(Page and application data records)
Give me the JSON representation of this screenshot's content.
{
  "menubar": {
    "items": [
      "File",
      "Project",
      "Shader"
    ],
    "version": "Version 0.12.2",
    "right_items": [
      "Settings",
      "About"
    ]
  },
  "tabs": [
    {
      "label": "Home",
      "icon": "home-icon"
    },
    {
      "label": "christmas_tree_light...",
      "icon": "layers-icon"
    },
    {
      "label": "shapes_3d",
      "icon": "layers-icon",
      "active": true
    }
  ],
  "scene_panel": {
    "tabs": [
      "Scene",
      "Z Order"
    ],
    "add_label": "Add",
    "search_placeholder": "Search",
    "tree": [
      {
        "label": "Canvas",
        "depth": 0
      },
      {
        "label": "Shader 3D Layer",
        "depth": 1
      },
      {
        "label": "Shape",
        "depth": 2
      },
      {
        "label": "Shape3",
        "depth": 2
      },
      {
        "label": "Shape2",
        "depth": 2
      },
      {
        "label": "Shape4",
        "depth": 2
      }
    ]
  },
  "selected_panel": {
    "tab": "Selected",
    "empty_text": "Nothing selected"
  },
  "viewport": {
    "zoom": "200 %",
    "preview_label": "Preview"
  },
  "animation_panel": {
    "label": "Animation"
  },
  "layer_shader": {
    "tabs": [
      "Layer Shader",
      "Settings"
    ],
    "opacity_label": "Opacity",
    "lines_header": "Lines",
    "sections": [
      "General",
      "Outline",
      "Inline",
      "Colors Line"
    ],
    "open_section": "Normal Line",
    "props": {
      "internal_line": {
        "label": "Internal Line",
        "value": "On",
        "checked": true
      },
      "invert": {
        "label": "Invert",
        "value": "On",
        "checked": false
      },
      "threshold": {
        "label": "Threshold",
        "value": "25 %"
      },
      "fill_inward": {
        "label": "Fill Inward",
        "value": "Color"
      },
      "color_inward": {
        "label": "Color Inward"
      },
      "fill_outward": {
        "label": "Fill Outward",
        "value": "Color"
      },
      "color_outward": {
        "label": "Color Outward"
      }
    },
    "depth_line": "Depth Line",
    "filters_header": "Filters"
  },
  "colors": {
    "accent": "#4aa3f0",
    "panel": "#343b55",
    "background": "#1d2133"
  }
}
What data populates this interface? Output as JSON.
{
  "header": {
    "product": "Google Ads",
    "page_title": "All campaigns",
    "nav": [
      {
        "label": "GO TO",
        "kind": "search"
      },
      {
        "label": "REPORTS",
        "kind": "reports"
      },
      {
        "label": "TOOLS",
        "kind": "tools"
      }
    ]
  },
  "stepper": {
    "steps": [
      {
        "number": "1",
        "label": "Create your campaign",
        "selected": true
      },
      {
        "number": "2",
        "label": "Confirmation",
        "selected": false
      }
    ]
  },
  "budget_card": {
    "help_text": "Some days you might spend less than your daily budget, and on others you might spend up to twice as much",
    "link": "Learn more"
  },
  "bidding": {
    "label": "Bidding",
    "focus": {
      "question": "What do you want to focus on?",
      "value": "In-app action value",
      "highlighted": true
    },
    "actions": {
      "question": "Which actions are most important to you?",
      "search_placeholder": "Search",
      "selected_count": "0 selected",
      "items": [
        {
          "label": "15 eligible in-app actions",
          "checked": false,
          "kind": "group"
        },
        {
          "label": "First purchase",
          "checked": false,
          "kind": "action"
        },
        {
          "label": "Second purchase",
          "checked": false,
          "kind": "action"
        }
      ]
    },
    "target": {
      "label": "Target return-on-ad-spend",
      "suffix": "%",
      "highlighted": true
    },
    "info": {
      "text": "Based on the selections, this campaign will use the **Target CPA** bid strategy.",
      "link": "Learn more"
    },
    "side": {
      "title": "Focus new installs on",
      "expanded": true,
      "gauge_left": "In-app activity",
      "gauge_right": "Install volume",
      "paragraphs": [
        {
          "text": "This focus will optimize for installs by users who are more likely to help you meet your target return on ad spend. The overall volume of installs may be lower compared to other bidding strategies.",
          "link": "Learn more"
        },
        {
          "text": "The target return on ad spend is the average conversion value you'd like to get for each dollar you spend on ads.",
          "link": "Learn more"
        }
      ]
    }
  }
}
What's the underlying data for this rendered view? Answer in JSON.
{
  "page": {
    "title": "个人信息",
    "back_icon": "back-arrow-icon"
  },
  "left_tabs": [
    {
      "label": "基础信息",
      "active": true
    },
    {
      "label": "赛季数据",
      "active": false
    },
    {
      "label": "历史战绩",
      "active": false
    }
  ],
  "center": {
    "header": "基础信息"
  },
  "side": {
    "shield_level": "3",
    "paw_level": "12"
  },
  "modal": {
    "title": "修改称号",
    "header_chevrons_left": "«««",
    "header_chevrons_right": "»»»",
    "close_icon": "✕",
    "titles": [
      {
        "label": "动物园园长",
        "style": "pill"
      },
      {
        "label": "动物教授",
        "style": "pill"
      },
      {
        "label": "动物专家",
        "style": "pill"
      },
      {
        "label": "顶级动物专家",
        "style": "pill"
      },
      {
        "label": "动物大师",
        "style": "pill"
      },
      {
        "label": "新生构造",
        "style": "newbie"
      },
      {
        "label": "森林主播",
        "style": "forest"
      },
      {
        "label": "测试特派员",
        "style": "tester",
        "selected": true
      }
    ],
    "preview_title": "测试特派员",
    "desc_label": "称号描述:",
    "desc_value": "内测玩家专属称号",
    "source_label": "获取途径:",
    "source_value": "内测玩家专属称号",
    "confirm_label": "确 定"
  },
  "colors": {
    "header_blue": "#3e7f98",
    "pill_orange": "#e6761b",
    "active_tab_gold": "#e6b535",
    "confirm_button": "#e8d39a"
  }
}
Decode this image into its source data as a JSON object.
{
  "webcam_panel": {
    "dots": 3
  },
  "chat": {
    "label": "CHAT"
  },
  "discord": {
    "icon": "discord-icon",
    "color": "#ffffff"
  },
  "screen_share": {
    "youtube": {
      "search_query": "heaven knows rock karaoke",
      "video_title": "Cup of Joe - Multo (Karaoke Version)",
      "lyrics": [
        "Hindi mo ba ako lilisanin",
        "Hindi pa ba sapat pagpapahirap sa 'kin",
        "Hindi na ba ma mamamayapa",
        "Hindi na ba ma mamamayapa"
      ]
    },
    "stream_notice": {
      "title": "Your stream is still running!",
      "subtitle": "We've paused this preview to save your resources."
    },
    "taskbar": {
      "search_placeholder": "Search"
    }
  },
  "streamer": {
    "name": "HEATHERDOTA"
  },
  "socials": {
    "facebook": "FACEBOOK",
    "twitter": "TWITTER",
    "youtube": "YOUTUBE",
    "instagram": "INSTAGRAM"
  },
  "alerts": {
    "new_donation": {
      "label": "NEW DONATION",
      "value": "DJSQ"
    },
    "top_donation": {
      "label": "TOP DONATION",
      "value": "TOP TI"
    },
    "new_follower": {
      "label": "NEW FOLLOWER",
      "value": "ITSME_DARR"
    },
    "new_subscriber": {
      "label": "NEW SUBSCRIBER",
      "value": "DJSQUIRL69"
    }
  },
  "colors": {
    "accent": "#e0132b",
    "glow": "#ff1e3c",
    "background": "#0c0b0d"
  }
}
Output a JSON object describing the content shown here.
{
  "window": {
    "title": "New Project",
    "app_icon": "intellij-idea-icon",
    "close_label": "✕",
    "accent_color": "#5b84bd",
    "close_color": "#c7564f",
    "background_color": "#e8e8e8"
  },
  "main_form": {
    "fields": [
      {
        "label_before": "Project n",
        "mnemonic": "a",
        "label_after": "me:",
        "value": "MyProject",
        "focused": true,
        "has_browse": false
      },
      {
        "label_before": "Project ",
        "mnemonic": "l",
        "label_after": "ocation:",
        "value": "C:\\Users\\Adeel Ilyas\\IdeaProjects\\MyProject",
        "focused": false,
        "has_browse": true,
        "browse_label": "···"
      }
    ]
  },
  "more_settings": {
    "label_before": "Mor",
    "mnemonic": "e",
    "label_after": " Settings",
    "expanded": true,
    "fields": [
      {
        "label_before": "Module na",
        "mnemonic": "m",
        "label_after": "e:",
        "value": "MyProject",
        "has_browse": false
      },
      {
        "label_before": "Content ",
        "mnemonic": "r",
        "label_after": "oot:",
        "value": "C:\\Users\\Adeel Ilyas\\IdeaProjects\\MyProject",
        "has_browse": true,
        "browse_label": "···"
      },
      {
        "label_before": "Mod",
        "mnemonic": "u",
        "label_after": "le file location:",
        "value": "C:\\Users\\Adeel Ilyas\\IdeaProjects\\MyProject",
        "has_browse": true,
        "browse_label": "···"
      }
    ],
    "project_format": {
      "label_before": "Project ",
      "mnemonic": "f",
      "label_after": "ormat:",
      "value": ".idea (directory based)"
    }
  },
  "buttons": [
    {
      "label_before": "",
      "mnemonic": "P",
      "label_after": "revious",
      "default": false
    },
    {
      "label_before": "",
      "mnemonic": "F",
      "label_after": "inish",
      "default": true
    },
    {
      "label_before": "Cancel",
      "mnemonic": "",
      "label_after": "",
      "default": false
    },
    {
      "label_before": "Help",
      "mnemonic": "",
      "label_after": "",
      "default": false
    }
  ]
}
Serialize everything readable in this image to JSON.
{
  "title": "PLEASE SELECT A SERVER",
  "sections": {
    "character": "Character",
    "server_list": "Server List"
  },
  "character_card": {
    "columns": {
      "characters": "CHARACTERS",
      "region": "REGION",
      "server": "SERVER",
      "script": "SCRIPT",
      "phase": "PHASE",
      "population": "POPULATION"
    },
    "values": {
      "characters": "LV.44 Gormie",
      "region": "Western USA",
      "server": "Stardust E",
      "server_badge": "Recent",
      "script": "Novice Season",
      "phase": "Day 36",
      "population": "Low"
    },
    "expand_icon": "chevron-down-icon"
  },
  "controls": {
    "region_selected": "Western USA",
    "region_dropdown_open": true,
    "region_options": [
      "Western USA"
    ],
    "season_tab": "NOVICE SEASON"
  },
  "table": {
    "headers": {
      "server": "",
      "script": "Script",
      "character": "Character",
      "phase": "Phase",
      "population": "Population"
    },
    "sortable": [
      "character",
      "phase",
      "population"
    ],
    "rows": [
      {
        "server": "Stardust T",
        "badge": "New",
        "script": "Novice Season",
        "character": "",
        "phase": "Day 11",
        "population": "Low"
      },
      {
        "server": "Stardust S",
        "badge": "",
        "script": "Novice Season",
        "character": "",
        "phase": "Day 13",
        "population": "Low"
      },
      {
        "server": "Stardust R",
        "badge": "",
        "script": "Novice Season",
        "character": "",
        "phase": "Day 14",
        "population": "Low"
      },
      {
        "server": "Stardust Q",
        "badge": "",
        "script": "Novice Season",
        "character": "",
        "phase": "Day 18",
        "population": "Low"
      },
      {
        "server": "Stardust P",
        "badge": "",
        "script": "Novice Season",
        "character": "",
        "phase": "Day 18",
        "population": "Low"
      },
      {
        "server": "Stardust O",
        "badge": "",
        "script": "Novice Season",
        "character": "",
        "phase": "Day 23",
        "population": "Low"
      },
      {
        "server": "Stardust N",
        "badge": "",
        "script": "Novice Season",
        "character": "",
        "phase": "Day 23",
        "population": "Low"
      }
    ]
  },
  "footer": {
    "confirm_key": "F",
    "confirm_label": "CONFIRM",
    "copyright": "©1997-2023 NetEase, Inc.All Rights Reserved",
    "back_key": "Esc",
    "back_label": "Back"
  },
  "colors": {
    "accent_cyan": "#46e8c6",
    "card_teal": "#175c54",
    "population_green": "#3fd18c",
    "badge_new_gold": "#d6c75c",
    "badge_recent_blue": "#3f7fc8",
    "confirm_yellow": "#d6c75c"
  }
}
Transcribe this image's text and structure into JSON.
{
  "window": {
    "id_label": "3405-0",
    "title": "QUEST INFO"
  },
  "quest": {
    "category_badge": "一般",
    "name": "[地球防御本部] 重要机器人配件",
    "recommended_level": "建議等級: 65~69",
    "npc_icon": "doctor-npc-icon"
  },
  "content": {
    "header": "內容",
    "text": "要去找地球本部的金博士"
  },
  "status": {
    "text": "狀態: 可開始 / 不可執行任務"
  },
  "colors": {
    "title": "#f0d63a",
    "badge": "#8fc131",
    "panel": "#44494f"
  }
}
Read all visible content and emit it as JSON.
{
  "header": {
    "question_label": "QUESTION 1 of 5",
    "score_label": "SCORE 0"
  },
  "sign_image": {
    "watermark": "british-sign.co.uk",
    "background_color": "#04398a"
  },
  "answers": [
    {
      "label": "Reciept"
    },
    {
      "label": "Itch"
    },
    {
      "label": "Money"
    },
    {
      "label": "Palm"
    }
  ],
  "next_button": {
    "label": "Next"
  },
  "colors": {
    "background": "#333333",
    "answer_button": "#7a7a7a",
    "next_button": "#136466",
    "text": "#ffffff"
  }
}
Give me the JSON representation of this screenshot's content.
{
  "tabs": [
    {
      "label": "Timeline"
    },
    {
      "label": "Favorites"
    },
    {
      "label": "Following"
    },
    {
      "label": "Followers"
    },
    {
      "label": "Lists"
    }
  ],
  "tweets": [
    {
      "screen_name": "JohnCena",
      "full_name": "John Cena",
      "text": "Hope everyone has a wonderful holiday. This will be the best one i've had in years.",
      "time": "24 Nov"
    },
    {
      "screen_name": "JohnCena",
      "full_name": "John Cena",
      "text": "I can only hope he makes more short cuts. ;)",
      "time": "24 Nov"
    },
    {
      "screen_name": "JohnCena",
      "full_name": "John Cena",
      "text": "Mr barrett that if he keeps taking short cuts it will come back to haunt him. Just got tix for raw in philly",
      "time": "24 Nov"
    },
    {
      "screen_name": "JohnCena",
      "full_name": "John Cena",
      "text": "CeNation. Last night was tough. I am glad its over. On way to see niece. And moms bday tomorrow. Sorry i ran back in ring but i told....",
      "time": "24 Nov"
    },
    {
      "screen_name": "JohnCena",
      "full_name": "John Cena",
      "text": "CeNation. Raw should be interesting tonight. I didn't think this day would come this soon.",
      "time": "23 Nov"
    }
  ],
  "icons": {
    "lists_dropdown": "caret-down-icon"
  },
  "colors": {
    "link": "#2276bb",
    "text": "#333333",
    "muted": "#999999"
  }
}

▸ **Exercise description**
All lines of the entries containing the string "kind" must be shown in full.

▸ **Task answer**
        "kind": "search"
        "kind": "reports"
        "kind": "tools"
          "kind": "group"
          "kind": "action"
          "kind": "action"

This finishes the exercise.